We may remove messages that are unrelated to the topic, encourage illegal activity, use all capital letters or are unreadable.

Messages that are flagged by readers as objectionable will be reviewed and may or may not be removed. Please do not flag a post simply because you disagree with it.

Sponsored by
Subscribe to Indiana Lawyer
  1. I think the cops are doing a great job locking up criminals. The Murder rates in the inner cities are skyrocketing and you think that too any people are being incarcerated. Maybe we need to lock up more of them. We have the ACLU, BLM, NAACP, Civil right Division of the DOJ, the innocent Project etc. We have court system with an appeal process that can go on for years, with attorneys supplied by the government. I'm confused as to how that translates into the idea that the defendants are not being represented properly. Maybe the attorneys need to do more Pro-Bono work

  2. We do not have 10% of our population (which would mean about 32 million) incarcerated. It's closer to 2%.

  3. If a class action suit or other manner of retribution is possible, count me in. I have email and voicemail from the man. He colluded with opposing counsel, I am certain. My case was damaged so severely it nearly lost me everything and I am still paying dearly.

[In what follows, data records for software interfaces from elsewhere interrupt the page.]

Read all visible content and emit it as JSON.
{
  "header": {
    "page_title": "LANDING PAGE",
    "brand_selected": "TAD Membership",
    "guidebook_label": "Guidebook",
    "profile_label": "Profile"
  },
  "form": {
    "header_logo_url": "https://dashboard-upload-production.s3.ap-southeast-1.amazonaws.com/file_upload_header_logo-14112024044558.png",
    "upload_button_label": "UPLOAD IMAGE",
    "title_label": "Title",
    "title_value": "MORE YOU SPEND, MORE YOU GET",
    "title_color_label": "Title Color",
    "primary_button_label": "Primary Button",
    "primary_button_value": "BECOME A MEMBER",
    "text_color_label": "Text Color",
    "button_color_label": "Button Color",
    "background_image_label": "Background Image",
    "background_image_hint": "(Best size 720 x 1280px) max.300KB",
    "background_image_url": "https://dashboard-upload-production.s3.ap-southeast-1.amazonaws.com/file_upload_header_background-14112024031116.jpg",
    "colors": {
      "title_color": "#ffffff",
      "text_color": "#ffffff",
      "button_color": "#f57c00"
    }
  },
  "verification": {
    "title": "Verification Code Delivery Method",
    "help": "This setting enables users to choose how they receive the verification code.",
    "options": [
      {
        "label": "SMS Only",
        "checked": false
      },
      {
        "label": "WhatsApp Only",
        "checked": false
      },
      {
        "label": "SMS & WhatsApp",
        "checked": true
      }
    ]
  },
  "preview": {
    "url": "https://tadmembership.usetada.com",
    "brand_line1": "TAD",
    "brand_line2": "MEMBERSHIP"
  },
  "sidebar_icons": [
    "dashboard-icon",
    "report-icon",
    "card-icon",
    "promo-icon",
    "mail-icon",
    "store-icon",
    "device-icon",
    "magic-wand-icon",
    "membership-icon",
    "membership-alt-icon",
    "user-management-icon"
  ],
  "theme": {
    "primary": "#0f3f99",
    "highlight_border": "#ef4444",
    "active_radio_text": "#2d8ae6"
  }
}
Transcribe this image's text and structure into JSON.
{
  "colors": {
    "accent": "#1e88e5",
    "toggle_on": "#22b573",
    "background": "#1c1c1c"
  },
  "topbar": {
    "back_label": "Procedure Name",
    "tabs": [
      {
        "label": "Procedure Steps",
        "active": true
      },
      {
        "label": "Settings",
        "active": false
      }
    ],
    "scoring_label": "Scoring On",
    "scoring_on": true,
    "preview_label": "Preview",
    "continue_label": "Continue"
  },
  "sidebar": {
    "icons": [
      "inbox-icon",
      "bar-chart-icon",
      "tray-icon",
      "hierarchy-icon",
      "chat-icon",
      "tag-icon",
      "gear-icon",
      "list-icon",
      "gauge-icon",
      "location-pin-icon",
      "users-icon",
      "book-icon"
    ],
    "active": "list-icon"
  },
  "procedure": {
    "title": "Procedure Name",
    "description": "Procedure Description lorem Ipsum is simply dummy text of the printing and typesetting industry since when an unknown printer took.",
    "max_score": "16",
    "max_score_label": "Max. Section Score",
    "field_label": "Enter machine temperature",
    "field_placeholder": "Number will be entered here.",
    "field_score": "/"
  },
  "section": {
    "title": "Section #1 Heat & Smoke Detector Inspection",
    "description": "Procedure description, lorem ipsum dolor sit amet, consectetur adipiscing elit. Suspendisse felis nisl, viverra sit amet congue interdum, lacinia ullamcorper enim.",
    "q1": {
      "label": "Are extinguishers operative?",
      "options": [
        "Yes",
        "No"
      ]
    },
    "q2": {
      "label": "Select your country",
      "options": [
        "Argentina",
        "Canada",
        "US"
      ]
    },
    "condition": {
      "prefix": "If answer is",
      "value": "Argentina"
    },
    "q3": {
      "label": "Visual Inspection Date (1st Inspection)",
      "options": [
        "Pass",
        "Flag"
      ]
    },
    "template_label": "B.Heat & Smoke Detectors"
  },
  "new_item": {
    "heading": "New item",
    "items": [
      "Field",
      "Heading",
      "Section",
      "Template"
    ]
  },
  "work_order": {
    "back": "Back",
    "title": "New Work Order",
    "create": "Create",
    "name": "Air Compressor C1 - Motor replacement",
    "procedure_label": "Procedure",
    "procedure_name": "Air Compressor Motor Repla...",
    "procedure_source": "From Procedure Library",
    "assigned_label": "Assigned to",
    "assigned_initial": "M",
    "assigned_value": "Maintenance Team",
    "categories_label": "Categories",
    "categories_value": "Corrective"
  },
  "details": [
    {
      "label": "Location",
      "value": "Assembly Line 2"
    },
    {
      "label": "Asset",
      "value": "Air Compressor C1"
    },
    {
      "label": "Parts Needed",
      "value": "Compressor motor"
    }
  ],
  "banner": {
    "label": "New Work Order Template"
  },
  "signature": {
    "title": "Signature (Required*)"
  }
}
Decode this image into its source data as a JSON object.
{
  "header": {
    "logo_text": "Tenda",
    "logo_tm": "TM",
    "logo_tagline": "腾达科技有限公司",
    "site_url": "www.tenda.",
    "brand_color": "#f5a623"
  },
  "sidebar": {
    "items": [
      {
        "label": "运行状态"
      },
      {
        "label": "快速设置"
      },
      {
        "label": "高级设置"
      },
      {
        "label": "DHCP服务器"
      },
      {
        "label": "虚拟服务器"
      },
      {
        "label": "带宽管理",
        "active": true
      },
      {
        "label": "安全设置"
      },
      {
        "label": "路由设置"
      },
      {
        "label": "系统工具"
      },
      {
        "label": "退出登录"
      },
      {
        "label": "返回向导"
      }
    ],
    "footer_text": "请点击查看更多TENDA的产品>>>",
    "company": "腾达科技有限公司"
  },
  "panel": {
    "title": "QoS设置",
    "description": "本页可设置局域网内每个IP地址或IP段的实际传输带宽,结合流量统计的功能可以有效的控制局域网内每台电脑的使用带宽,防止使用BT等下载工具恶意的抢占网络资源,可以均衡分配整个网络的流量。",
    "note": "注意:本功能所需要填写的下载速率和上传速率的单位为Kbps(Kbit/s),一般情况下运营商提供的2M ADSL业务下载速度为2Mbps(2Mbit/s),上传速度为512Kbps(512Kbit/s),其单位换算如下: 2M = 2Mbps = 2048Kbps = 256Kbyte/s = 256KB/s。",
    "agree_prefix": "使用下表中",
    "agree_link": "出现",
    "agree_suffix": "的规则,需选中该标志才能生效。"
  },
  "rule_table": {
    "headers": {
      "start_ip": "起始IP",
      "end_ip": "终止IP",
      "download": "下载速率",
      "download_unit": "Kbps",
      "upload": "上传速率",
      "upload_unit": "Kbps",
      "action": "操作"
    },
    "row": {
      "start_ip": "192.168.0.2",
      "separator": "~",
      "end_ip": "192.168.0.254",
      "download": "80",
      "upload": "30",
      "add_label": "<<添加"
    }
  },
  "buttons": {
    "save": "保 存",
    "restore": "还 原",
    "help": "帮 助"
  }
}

  4. There's probably a lot of blame that can be cast around for Indiana Tech's abysmal bar passage rate this last February. The folks who decided that Indiana, a state with roughly 16,000 to 18,000 attorneys, needs a fifth law school need to question the motives that drove their support of this project. Others, who have been "strong supporters" of the law school, should likewise ask themselves why they believe this institution should be supported. Is it because it fills some real need in the state? Or is it, instead, nothing more than a resume builder for those who teach there part-time? And others who make excuses for the students' poor performance, especially those who offer nothing more than conspiracy theories to back up their claims--who are they helping? What evidence do they have to support their posturing? Ultimately, though, like most everything in life, whether one succeeds or fails is entirely within one's own hands. At least one student from Indiana Tech proved this when he/she took and passed the February bar. A second Indiana Tech student proved this when they took the bar in another state and passed. As for the remaining 9 who took the bar and didn't pass (apparently, one of the students successfully appealed his/her original score), it's now up to them (and nobody else) to ensure that they pass on their second attempt. These folks should feel no shame; many currently successful practicing attorneys failed the bar exam on their first try. These same attorneys picked themselves up, dusted themselves off, and got back to the rigorous study needed to ensure they would pass on their second go 'round. This is what the Indiana Tech students who didn't pass the first time need to do. Of course, none of this answers such questions as whether Indiana Tech should be accredited by the ABA, whether the school should keep its doors open, or, most importantly, whether it should have even opened its doors in the first place. Those who promoted the idea of a fifth law school in Indiana need to do a lot of soul-searching regarding their decisions. These same people should never be allowed, again, to have a say about the future of legal education in this state or anywhere else. Indiana already has four law schools. That's probably one more than it really needs. But it's more than enough.

  5. This man Steve Hubbard goes on any online post or forum he can find and tries to push his company. He said court reporters would be obsolete a few years ago, yet here we are. How does he have time to search out every single post about court reporters and even spy in private court reporting forums if his company is so successful???? Dude, get a life. And back to what this post was about, I agree that some national firms cause a huge problem.